The lines to copy are those with "JSON" in them. Pull each one from the entries below.

(Web page and app entries)
══════════════════════════════

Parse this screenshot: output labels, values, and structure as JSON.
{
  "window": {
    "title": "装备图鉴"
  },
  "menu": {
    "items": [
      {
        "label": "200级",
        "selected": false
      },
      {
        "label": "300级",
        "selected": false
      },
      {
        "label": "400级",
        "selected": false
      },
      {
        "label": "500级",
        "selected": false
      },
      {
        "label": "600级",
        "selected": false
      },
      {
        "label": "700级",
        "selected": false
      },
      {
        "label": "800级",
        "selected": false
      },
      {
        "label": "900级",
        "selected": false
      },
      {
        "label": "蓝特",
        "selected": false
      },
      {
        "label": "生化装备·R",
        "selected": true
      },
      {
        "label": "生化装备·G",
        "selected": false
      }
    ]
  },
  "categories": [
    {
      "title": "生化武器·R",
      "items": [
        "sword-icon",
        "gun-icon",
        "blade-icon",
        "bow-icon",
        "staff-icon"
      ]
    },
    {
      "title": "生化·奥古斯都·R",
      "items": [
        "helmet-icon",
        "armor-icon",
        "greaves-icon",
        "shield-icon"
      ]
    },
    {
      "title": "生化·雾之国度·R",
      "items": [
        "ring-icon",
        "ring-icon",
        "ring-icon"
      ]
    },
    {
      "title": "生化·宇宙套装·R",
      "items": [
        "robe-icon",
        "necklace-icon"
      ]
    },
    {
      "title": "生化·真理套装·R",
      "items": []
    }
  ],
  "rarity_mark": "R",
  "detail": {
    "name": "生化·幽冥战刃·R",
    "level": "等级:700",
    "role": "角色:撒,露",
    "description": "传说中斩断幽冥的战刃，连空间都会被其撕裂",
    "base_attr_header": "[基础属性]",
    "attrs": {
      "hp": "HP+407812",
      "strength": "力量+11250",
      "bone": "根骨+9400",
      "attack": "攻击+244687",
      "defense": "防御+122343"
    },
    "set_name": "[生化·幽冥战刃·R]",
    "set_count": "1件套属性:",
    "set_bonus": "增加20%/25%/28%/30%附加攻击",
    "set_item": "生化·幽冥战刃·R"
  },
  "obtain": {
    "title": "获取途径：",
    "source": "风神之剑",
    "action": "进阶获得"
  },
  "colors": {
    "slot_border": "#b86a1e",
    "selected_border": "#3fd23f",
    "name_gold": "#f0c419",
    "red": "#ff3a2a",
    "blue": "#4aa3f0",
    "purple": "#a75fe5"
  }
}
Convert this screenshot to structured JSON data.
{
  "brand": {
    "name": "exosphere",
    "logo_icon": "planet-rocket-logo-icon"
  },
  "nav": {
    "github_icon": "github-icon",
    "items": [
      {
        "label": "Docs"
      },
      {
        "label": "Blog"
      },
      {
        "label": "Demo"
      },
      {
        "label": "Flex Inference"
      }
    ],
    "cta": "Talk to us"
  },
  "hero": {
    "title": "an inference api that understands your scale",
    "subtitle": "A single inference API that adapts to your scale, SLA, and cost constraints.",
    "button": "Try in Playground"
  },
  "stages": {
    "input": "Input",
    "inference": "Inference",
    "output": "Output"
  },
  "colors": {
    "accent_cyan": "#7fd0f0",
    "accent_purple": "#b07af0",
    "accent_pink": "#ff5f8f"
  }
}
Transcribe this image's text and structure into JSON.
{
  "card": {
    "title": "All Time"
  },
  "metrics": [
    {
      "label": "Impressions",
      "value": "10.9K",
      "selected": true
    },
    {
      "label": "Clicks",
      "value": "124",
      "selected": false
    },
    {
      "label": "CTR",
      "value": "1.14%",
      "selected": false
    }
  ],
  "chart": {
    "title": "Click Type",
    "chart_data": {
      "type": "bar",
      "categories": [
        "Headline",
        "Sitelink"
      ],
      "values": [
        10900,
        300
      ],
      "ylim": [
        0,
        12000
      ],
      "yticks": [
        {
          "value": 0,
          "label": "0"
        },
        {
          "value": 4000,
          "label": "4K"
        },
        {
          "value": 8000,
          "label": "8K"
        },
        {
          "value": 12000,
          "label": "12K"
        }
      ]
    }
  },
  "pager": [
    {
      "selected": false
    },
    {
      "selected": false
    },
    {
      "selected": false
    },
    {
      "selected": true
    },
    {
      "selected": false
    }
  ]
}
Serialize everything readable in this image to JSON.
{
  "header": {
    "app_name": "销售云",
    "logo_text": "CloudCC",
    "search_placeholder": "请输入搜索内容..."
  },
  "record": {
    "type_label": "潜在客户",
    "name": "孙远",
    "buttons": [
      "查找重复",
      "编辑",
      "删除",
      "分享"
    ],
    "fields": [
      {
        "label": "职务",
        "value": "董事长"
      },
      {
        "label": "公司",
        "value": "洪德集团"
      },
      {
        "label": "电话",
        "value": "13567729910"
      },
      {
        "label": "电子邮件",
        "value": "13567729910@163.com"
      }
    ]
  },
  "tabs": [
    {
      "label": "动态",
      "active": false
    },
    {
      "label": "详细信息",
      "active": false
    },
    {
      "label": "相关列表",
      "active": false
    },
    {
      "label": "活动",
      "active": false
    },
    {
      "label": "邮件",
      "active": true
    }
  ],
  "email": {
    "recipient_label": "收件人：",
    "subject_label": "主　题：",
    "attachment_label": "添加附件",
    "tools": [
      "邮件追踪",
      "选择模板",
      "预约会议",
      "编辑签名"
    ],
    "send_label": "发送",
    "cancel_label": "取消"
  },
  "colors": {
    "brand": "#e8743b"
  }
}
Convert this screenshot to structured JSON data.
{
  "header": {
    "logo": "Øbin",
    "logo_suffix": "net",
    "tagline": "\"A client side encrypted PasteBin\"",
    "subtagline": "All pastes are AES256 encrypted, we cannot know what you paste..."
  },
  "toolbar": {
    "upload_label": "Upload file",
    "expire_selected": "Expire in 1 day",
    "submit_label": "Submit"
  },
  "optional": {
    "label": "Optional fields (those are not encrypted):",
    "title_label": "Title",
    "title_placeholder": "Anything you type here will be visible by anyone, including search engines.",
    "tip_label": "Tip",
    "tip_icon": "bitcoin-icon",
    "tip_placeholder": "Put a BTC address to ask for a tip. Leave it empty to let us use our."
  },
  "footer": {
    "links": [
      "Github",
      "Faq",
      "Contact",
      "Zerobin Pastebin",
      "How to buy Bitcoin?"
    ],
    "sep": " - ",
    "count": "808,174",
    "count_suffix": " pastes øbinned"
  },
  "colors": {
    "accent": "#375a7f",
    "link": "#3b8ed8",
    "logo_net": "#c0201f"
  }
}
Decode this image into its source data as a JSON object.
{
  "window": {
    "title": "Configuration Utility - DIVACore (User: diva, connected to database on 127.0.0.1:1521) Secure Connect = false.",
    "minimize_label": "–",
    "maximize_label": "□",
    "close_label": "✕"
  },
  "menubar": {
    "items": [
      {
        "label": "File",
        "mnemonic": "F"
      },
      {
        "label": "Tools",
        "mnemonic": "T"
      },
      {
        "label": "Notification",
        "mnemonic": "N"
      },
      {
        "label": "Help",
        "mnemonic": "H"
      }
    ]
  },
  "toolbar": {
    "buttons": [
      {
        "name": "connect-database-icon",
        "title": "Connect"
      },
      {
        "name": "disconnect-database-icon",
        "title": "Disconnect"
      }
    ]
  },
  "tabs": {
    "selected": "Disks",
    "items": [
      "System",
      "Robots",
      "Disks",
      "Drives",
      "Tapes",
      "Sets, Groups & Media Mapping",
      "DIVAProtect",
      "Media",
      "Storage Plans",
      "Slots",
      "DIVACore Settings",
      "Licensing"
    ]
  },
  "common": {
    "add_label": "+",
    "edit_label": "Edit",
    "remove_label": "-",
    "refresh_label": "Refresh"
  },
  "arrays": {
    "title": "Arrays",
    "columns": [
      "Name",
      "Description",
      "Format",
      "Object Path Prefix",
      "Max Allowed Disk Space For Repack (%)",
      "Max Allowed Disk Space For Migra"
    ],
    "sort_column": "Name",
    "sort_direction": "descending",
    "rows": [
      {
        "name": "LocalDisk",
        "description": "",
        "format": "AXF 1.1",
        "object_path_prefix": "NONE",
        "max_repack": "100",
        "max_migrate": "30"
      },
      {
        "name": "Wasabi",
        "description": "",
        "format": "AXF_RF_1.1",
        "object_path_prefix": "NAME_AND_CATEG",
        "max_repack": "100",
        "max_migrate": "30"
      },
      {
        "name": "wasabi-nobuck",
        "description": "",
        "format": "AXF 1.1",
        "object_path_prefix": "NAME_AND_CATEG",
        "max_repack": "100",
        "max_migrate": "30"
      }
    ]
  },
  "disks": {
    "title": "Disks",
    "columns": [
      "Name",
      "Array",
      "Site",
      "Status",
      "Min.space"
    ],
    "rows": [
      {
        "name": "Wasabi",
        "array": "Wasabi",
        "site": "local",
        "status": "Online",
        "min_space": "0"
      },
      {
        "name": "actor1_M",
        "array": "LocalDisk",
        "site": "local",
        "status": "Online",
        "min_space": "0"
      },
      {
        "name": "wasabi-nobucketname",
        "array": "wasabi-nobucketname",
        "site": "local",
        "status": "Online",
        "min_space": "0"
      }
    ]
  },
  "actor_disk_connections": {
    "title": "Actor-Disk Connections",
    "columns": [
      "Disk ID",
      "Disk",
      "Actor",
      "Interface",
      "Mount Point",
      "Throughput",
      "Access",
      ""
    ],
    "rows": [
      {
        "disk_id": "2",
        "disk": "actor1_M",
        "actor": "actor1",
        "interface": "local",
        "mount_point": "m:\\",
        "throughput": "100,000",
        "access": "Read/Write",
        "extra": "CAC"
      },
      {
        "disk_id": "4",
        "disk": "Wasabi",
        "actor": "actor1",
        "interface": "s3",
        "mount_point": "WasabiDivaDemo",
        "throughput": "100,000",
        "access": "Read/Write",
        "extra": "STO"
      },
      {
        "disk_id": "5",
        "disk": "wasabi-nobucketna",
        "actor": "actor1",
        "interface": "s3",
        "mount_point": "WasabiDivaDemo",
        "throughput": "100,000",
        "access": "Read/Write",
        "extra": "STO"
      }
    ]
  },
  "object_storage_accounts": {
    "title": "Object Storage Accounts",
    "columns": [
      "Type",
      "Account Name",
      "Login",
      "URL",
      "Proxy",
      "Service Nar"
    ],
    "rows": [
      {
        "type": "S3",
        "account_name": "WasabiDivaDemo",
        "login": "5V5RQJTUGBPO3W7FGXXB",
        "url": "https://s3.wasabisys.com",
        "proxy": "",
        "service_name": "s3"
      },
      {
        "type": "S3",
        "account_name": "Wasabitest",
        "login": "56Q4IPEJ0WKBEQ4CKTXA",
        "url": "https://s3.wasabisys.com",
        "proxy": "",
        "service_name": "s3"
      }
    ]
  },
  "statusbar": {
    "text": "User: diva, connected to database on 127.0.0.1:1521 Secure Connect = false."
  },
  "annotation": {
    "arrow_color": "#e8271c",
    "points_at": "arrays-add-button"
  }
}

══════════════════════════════

■ EXPECTED ANSWER ■
Parse this screenshot: output labels, values, and structure as JSON.
Convert this screenshot to structured JSON data.
Transcribe this image's text and structure into JSON.
Serialize everything readable in this image to JSON.
Convert this screenshot to structured JSON data.
Decode this image into its source data as a JSON object.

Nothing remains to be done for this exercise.